Now to the question: Why is this theme so pervasive in popular culture today? The reason has to do with the signs of our times. Humanity has learned to clothe, feed, and house itself. Prosperity of the sort we know today has never in history been more pervasive. We’ve learned to control plagues, infestations, and crop failure. We’ve even learned how to deal with natural disaster better than any previous generation. As a result, in the developed world, today’s poor live better than the rich of a century or even a half century before. So where is the drama?
Where do we find the difficulties and challenges in today’s world?
The answer is obvious from the themes. The problem is government. Government is in a sense artificial, something built by people with power; it is unnecessary but somehow larger and more intrusive than ever. A free market has no such legal restrictions. There are challenges and difficulties but they are not distorted and encumbered by force of law. Their tendency is toward ever more opportunity and elimination of distortions.
Government, in contrast, imposes systems, and these systems have the effect of limiting human choice and the formation of normal lives and institutions. This is obviously the problem in the United States today. Dealing with bureaucracies, politics, absurd rules, and gigantic, convoluted legislation is something that affects every business and every family. Our choices are limited by that labyrinth of control. This state of affairs disproportionately affects young people.
But do we give up? No, we work to overcome. We learn to deal with the realities and somehow find our way to a better life regardless of the barriers and restrictions. This reality is ever more dawning on people today, simply because the coercive apparatus of the state is creeping deeper into people’s daily lives, and that reality is becoming more obvious. Individuals will not be defeated, no matter how extreme the constraints.
To be sure, other societies have dealt with such problems.
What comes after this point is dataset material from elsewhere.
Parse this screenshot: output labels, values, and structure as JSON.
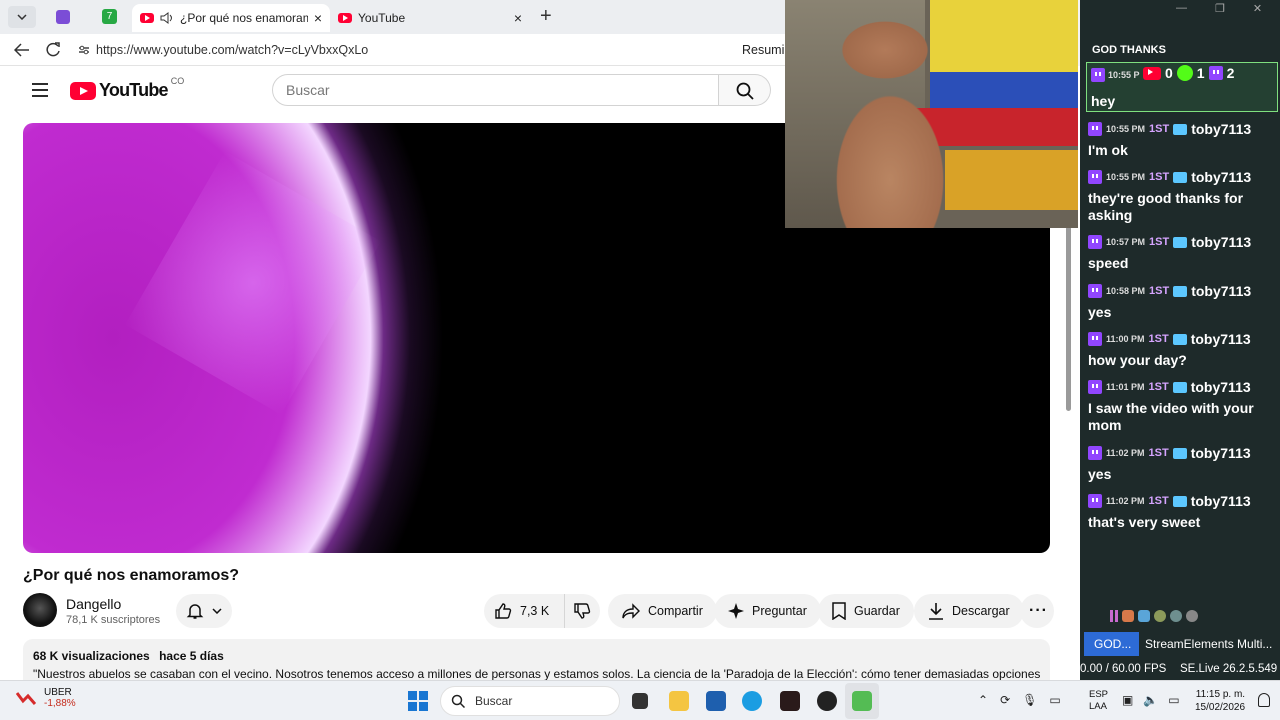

Nineteenth- and twentieth-century Russian literature featured this theme. And so it was with the popular ideological convictions in Eastern Europe after the Second World War. A Polish woman who lived through communism recently told me that in her day, everyone knew who the enemy was. The enemy was government. There was no doubt about it. As she put it, as bad as the system was, there was widespread clarity on both the problem and the solution. Everyone knew that surviving and getting by meant breaking the law.
Are we getting to that point under modern democracy today? Absolutely. But the realization has been slow to dawn. The themes and popularity of these shows are a sign of hope that this consciousness is beginning to spread. The major barriers to social advancement today are the systems of government human beings created. They have attempted to regiment us and take away our freedom of action. As pop culture is demonstrating for us, this must not be allowed to happen. Above all else, it must not be allowed to succeed, for the success of external control means the failure of the human spirit.
Special thanks to Paul Cantor, Steven Horwitz, Doug French, and Nicholas Tucker for their commentary on a draft of this piece.